What Message are We Sending Our Students?
With its approach, Harvard is setting a high expectation for its future doctors. It is conveying a message that when students arrive at HMS, they are considered doctors in training who are professionals. As such, they must act in a professional manner, which includes actively engaging in all classes including lecture classes. Additionally, students have a responsibility to their future colleagues and to the faculty to actively participate in all activities including discussions. This message transcends a more superficial learning of content and reflects a deeper understanding of the material along with the development of other elements such as professionalism, collegiality, etc.
What message are we sending our students? I welcome optometric faculty and administrators to share their opinions on this important topic. Should attendance be required?
1. McCarey M, Barr T, Rattray J. Predictors of academic performance in a cohort of pre-registration nursing students. Nurse Educ Today. 2007;27(4):357-64.
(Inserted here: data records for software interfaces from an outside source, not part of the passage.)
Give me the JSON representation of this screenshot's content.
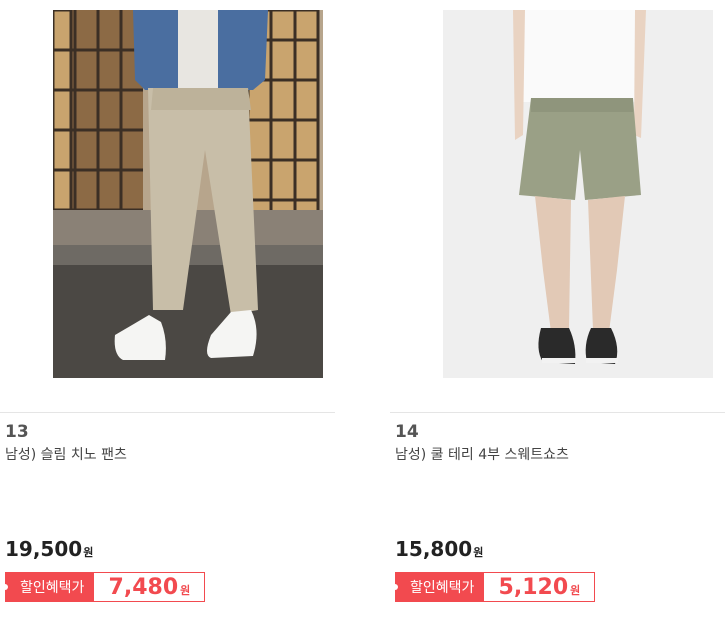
{
  "products": [
    {
      "rank": "13",
      "name": "남성) 슬림 치노 팬츠",
      "price": "19,500",
      "price_unit": "원",
      "benefit_label": "할인혜택가",
      "benefit_price": "7,480",
      "benefit_unit": "원"
    },
    {
      "rank": "14",
      "name": "남성) 쿨 테리 4부 스웨트쇼츠",
      "price": "15,800",
      "price_unit": "원",
      "benefit_label": "할인혜택가",
      "benefit_price": "5,120",
      "benefit_unit": "원"
    }
  ],
  "colors": {
    "accent": "#f24a4f"
  }
}
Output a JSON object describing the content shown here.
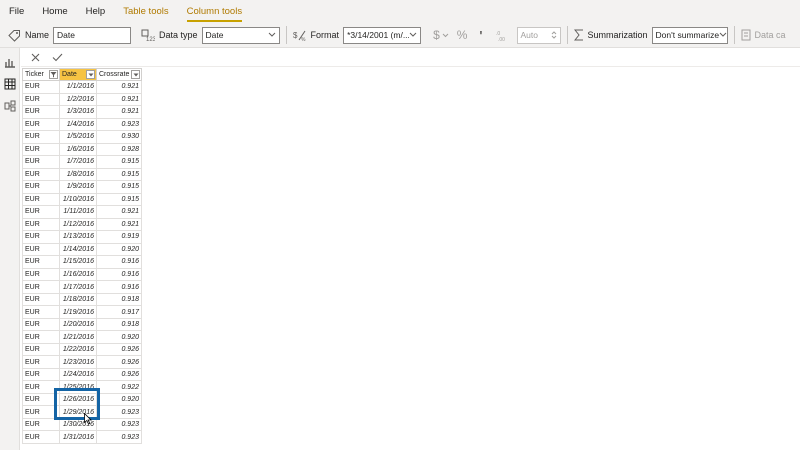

2. Hunter S, Tetley J. Lectures. Why don’t students attend? Why do students attend? In proceedings of HERDSA Annual International Conference held in Melbourne, Australia, July 12-15, 1999. Available from http://www.herdsa.org.au/wp-content/uploads/conference/1999/pdf/Hunter.PDF.
3. Rodgers JR. Encouraging tutorial attendance at university did not improve performance. Australian Economic Papers. 2002;41(3):255-266.
4. Grabe M. Voluntary use of online lecture notes: correlates of note use and note use as an alternative to class attendance. Computers and Education. 2005;44(4):409-421.
5. Brauer J. Correspondence : should class attendance be mandatory? Journal of Economic Perspectives. Summer 1994;8(3):205-207.
6. White FC. Enhancing class attendance. NACTA Journal. December 1992;36(4):13-15.
7. Longhurst RJ. Why aren’t they here? Student absenteeism in a further education college. Journal of Further and Higher Education. 1999;23(1):61-80.
8. Schreiner LA, Louis MC. The engaged learning index: implications for faculty development. Journal on Excellence in College Teaching. 2011;22(1):9.
9. Harvard Medical School. Student Handbook. Boston, Mass. 2015. [cited October 15, 2015]. Available from: http://hms.harvard.edu/departments/office-registrar/student-handbook/2-academic-information-and-policies/202attendance.